For you who managed to get this far into the article and feel that something about it makes a lot of sense, here is the bright side of the story. If your child, own or entrusted, cries and despairs it’s likely that it’s difficult for you to know what she wants, and also likely you make mistakes unknowingly. This kind of mistakes can be corrected by learning and learning to adjust to the self-evident reality that the child has something very important and deep to communicate, and that something must be at fault with your innate capacity to adequately respond to this. Adhere to this principle and there won’t be a problem; there will be suffering, falls and a lot of confusion, of course, but you will not your compromise your relationship with your child, which is the most important thing. Don’t despair, this journey of discovery has a sure prize. Human beings are able to adapt to all kinds of discomforts, including a deranged and irrational social environment that is still sadly universal; but the hardest thing to overcome is precisely the latter, because if one thing differentiates human beings that is our capacity to think and find out the reasons for things. Please, do not give up reason and your connection to the feelings that your child expresses so clearly and without the need for words; in the future these feelings will turn into thoughts, and the thoughts into words that will seek understanding. At this point your honest answers will achieve the healing longed for, and you will grow together just like we all grow in this wonderful journey of self-discovery.

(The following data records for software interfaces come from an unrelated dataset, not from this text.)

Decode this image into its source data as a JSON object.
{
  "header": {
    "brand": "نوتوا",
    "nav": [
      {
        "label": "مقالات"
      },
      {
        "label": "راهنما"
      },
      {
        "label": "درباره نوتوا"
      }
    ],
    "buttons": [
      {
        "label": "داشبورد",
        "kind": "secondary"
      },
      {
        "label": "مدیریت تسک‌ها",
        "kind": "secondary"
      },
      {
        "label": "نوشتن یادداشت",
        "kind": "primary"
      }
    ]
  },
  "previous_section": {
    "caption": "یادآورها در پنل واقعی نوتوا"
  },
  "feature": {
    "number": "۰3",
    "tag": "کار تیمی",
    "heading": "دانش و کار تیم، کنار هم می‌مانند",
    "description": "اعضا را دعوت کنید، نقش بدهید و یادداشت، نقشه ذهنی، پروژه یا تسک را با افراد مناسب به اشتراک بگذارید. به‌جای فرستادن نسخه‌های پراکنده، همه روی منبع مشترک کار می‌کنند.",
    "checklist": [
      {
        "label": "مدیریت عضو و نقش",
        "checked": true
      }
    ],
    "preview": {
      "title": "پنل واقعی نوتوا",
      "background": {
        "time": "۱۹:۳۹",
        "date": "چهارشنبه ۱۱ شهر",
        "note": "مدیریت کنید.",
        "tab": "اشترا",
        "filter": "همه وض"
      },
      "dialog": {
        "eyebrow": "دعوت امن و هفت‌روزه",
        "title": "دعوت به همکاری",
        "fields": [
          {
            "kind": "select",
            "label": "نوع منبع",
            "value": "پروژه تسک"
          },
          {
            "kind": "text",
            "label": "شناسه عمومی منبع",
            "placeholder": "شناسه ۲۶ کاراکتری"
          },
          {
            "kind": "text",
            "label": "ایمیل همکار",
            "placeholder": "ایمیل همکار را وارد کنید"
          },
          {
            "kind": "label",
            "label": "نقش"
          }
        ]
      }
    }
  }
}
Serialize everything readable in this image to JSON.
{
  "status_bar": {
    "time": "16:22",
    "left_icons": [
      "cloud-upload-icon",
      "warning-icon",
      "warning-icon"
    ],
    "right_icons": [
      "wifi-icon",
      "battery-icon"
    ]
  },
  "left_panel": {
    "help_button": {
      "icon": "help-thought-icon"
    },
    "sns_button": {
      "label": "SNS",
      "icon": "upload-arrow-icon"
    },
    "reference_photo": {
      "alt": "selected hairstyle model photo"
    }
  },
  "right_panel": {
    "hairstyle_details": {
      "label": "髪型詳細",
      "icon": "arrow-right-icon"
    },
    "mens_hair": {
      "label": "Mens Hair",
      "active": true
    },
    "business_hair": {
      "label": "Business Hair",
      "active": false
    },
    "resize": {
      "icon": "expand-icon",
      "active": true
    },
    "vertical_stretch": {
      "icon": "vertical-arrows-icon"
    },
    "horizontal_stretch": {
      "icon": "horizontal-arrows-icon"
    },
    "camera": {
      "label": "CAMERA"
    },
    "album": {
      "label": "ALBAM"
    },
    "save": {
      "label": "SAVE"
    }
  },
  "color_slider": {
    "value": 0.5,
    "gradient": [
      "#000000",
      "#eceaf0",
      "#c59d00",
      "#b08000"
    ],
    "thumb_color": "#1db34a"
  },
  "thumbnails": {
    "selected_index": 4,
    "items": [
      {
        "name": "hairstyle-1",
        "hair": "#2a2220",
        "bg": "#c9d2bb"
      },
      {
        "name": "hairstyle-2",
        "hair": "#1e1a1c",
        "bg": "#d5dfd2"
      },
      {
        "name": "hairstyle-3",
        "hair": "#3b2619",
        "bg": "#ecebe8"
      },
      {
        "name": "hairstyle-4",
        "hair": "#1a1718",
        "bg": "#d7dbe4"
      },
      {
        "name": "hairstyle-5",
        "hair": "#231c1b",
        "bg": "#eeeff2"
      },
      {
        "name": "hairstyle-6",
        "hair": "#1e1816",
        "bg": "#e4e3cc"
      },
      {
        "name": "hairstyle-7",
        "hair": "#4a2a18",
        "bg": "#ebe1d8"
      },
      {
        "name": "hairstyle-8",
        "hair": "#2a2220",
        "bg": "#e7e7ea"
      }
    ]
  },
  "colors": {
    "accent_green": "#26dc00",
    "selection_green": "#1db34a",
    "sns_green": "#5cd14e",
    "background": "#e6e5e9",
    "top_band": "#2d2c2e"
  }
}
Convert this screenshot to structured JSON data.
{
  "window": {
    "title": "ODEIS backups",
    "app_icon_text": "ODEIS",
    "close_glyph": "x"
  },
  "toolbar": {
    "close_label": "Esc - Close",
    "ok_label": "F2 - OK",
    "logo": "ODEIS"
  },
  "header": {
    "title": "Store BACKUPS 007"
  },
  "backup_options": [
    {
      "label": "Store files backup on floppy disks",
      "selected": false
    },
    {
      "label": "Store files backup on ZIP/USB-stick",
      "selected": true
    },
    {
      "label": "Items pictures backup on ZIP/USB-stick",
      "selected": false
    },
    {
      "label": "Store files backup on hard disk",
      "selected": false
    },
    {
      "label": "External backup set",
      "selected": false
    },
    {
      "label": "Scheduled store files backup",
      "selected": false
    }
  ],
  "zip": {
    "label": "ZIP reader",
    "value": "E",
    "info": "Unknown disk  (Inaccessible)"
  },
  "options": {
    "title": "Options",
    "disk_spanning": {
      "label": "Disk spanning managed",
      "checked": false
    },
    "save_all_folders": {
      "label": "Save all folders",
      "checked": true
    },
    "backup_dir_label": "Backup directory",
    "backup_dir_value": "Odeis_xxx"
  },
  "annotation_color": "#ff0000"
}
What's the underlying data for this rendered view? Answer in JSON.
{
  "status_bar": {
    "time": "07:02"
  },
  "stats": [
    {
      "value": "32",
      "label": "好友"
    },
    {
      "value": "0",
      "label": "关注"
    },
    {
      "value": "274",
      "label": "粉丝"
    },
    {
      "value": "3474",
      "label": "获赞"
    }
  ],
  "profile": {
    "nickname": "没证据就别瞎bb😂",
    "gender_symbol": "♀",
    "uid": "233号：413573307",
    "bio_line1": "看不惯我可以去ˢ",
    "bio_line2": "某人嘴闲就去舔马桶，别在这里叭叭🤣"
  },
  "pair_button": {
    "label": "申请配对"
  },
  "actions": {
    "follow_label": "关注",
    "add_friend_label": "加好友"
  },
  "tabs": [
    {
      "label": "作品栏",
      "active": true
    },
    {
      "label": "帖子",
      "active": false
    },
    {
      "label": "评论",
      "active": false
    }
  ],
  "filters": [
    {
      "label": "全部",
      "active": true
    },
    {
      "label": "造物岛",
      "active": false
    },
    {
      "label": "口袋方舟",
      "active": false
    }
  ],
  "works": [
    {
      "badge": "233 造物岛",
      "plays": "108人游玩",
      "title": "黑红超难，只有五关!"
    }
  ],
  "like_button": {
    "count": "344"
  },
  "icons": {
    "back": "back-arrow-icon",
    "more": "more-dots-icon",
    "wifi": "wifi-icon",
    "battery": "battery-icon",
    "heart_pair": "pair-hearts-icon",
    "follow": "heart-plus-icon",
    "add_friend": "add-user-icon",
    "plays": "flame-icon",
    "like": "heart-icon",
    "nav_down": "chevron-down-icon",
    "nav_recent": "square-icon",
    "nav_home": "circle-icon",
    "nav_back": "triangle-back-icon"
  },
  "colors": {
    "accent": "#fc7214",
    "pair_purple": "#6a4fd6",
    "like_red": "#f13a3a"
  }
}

Nowadays information abounds on the internet, and you are also able to contact a multitude of specialists; in the same way that this helps you find out how to use your computer or mobile phone, it can help you get to know yourself and find out what that little one – whose only “deficiency” is being unable to match your cognitive or verbal level – has to say.